» Try it
The expected copy holds every entry exactly and none of the pictures.
── Dataset content ──
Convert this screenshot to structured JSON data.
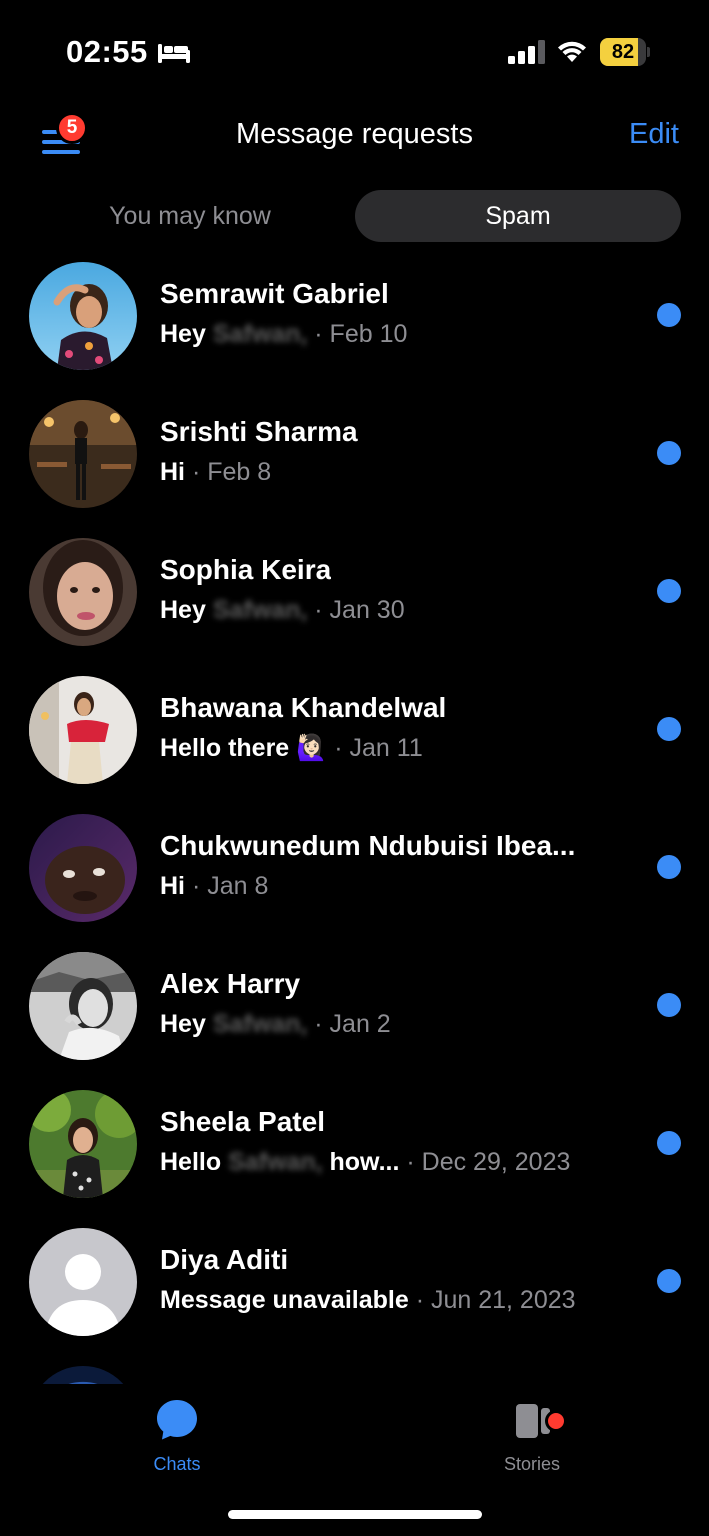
{
  "status_bar": {
    "time": "02:55",
    "battery": "82",
    "battery_level": 0.82,
    "icons": [
      "bed-icon",
      "signal-icon",
      "wifi-icon",
      "battery-icon"
    ]
  },
  "header": {
    "menu_badge": "5",
    "title": "Message requests",
    "edit_label": "Edit"
  },
  "tabs": [
    {
      "label": "You may know",
      "selected": false
    },
    {
      "label": "Spam",
      "selected": true
    }
  ],
  "requests": [
    {
      "name": "Semrawit Gabriel",
      "message": "Hey",
      "blurred": "Safwan,",
      "date": "Feb 10",
      "unread": true
    },
    {
      "name": "Srishti Sharma",
      "message": "Hi",
      "blurred": "",
      "date": "Feb 8",
      "unread": true
    },
    {
      "name": "Sophia Keira",
      "message": "Hey",
      "blurred": "Safwan,",
      "date": "Jan 30",
      "unread": true
    },
    {
      "name": "Bhawana Khandelwal",
      "message": "Hello there 🙋🏻‍♀️",
      "blurred": "",
      "date": "Jan 11",
      "unread": true
    },
    {
      "name": "Chukwunedum Ndubuisi Ibea...",
      "message": "Hi",
      "blurred": "",
      "date": "Jan 8",
      "unread": true
    },
    {
      "name": "Alex Harry",
      "message": "Hey",
      "blurred": "Safwan,",
      "date": "Jan 2",
      "unread": true
    },
    {
      "name": "Sheela Patel",
      "message": "Hello",
      "blurred": "Safwan,",
      "message_suffix": "how...",
      "date": "Dec 29, 2023",
      "unread": true
    },
    {
      "name": "Diya Aditi",
      "message": "Message unavailable",
      "blurred": "",
      "date": "Jun 21, 2023",
      "unread": true
    }
  ],
  "separator": "·",
  "tab_bar": {
    "items": [
      {
        "label": "Chats",
        "icon": "chat-bubble-icon",
        "active": true
      },
      {
        "label": "Stories",
        "icon": "stories-icon",
        "active": false,
        "has_badge": true
      }
    ]
  },
  "colors": {
    "accent": "#3b8cf6",
    "badge": "#ff3b30",
    "battery": "#f4d03f",
    "secondary_text": "#8e8e93"
  }
}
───
» Answer box
Convert this screenshot to structured JSON data.
{
  "status_bar": {
    "time": "02:55",
    "battery": "82",
    "battery_level": 0.82,
    "icons": [
      "bed-icon",
      "signal-icon",
      "wifi-icon",
      "battery-icon"
    ]
  },
  "header": {
    "menu_badge": "5",
    "title": "Message requests",
    "edit_label": "Edit"
  },
  "tabs": [
    {
      "label": "You may know",
      "selected": false
    },
    {
      "label": "Spam",
      "selected": true
    }
  ],
  "requests": [
    {
      "name": "Semrawit Gabriel",
      "message": "Hey",
      "blurred": "Safwan,",
      "date": "Feb 10",
      "unread": true
    },
    {
      "name": "Srishti Sharma",
      "message": "Hi",
      "blurred": "",
      "date": "Feb 8",
      "unread": true
    },
    {
      "name": "Sophia Keira",
      "message": "Hey",
      "blurred": "Safwan,",
      "date": "Jan 30",
      "unread": true
    },
    {
      "name": "Bhawana Khandelwal",
      "message": "Hello there 🙋🏻‍♀️",
      "blurred": "",
      "date": "Jan 11",
      "unread": true
    },
    {
      "name": "Chukwunedum Ndubuisi Ibea...",
      "message": "Hi",
      "blurred": "",
      "date": "Jan 8",
      "unread": true
    },
    {
      "name": "Alex Harry",
      "message": "Hey",
      "blurred": "Safwan,",
      "date": "Jan 2",
      "unread": true
    },
    {
      "name": "Sheela Patel",
      "message": "Hello",
      "blurred": "Safwan,",
      "message_suffix": "how...",
      "date": "Dec 29, 2023",
      "unread": true
    },
    {
      "name": "Diya Aditi",
      "message": "Message unavailable",
      "blurred": "",
      "date": "Jun 21, 2023",
      "unread": true
    }
  ],
  "separator": "·",
  "tab_bar": {
    "items": [
      {
        "label": "Chats",
        "icon": "chat-bubble-icon",
        "active": true
      },
      {
        "label": "Stories",
        "icon": "stories-icon",
        "active": false,
        "has_badge": true
      }
    ]
  },
  "colors": {
    "accent": "#3b8cf6",
    "badge": "#ff3b30",
    "battery": "#f4d03f",
    "secondary_text": "#8e8e93"
  }
}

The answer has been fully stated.